■ TASK: The listing must be reproduced in full, exactly as it stands.

==== DATASET EXTRACT ====

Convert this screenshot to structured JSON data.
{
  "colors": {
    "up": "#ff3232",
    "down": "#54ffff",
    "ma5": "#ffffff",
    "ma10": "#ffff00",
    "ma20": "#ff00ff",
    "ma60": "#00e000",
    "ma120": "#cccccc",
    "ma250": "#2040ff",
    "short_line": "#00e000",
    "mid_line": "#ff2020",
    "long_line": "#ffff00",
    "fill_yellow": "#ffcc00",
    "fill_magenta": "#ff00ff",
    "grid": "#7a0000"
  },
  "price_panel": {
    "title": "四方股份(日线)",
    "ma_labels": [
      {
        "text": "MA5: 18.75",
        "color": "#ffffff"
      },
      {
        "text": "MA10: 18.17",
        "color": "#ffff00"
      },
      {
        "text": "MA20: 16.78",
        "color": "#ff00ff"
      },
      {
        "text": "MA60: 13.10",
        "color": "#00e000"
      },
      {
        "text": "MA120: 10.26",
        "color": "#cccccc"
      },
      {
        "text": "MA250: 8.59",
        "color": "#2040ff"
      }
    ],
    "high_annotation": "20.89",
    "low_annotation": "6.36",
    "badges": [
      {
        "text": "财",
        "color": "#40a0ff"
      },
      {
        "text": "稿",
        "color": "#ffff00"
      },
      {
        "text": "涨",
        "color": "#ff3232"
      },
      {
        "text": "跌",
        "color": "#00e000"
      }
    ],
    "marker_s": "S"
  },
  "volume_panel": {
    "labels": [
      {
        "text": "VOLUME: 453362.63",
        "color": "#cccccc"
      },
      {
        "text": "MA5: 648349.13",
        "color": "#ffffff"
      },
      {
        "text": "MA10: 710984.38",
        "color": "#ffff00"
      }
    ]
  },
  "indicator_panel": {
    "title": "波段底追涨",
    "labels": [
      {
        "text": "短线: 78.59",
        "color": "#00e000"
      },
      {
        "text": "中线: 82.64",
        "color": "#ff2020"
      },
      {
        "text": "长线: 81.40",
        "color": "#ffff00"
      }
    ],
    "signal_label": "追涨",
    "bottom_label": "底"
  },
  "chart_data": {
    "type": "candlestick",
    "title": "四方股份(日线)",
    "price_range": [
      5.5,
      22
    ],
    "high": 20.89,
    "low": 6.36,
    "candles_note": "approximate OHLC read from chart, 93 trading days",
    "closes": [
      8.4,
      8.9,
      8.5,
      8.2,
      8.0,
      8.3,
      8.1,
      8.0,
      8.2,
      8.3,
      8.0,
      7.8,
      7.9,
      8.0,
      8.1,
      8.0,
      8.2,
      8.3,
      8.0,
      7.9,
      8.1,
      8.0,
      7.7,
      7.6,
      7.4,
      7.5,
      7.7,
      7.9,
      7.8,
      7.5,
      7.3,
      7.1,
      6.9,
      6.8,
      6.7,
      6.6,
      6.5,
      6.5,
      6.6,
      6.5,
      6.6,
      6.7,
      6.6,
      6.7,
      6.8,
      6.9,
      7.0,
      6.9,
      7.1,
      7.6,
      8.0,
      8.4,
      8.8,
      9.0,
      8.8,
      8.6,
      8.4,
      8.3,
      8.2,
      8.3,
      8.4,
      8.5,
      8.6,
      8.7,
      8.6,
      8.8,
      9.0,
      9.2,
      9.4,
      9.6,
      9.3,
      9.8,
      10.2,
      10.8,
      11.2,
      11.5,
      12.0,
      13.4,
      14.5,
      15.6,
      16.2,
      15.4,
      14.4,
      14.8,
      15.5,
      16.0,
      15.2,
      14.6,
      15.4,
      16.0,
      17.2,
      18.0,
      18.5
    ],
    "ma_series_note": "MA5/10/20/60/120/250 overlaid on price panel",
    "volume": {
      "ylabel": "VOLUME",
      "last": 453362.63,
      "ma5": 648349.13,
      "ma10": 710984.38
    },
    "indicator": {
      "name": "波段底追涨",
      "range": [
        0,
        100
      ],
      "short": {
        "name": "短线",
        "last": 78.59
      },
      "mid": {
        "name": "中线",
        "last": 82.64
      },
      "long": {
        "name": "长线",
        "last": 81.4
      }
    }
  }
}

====

■ SOLUTION TO THIS EXERCISE:
Convert this screenshot to structured JSON data.
{
  "colors": {
    "up": "#ff3232",
    "down": "#54ffff",
    "ma5": "#ffffff",
    "ma10": "#ffff00",
    "ma20": "#ff00ff",
    "ma60": "#00e000",
    "ma120": "#cccccc",
    "ma250": "#2040ff",
    "short_line": "#00e000",
    "mid_line": "#ff2020",
    "long_line": "#ffff00",
    "fill_yellow": "#ffcc00",
    "fill_magenta": "#ff00ff",
    "grid": "#7a0000"
  },
  "price_panel": {
    "title": "四方股份(日线)",
    "ma_labels": [
      {
        "text": "MA5: 18.75",
        "color": "#ffffff"
      },
      {
        "text": "MA10: 18.17",
        "color": "#ffff00"
      },
      {
        "text": "MA20: 16.78",
        "color": "#ff00ff"
      },
      {
        "text": "MA60: 13.10",
        "color": "#00e000"
      },
      {
        "text": "MA120: 10.26",
        "color": "#cccccc"
      },
      {
        "text": "MA250: 8.59",
        "color": "#2040ff"
      }
    ],
    "high_annotation": "20.89",
    "low_annotation": "6.36",
    "badges": [
      {
        "text": "财",
        "color": "#40a0ff"
      },
      {
        "text": "稿",
        "color": "#ffff00"
      },
      {
        "text": "涨",
        "color": "#ff3232"
      },
      {
        "text": "跌",
        "color": "#00e000"
      }
    ],
    "marker_s": "S"
  },
  "volume_panel": {
    "labels": [
      {
        "text": "VOLUME: 453362.63",
        "color": "#cccccc"
      },
      {
        "text": "MA5: 648349.13",
        "color": "#ffffff"
      },
      {
        "text": "MA10: 710984.38",
        "color": "#ffff00"
      }
    ]
  },
  "indicator_panel": {
    "title": "波段底追涨",
    "labels": [
      {
        "text": "短线: 78.59",
        "color": "#00e000"
      },
      {
        "text": "中线: 82.64",
        "color": "#ff2020"
      },
      {
        "text": "长线: 81.40",
        "color": "#ffff00"
      }
    ],
    "signal_label": "追涨",
    "bottom_label": "底"
  },
  "chart_data": {
    "type": "candlestick",
    "title": "四方股份(日线)",
    "price_range": [
      5.5,
      22
    ],
    "high": 20.89,
    "low": 6.36,
    "candles_note": "approximate OHLC read from chart, 93 trading days",
    "closes": [
      8.4,
      8.9,
      8.5,
      8.2,
      8.0,
      8.3,
      8.1,
      8.0,
      8.2,
      8.3,
      8.0,
      7.8,
      7.9,
      8.0,
      8.1,
      8.0,
      8.2,
      8.3,
      8.0,
      7.9,
      8.1,
      8.0,
      7.7,
      7.6,
      7.4,
      7.5,
      7.7,
      7.9,
      7.8,
      7.5,
      7.3,
      7.1,
      6.9,
      6.8,
      6.7,
      6.6,
      6.5,
      6.5,
      6.6,
      6.5,
      6.6,
      6.7,
      6.6,
      6.7,
      6.8,
      6.9,
      7.0,
      6.9,
      7.1,
      7.6,
      8.0,
      8.4,
      8.8,
      9.0,
      8.8,
      8.6,
      8.4,
      8.3,
      8.2,
      8.3,
      8.4,
      8.5,
      8.6,
      8.7,
      8.6,
      8.8,
      9.0,
      9.2,
      9.4,
      9.6,
      9.3,
      9.8,
      10.2,
      10.8,
      11.2,
      11.5,
      12.0,
      13.4,
      14.5,
      15.6,
      16.2,
      15.4,
      14.4,
      14.8,
      15.5,
      16.0,
      15.2,
      14.6,
      15.4,
      16.0,
      17.2,
      18.0,
      18.5
    ],
    "ma_series_note": "MA5/10/20/60/120/250 overlaid on price panel",
    "volume": {
      "ylabel": "VOLUME",
      "last": 453362.63,
      "ma5": 648349.13,
      "ma10": 710984.38
    },
    "indicator": {
      "name": "波段底追涨",
      "range": [
        0,
        100
      ],
      "short": {
        "name": "短线",
        "last": 78.59
      },
      "mid": {
        "name": "中线",
        "last": 82.64
      },
      "long": {
        "name": "长线",
        "last": 81.4
      }
    }
  }
}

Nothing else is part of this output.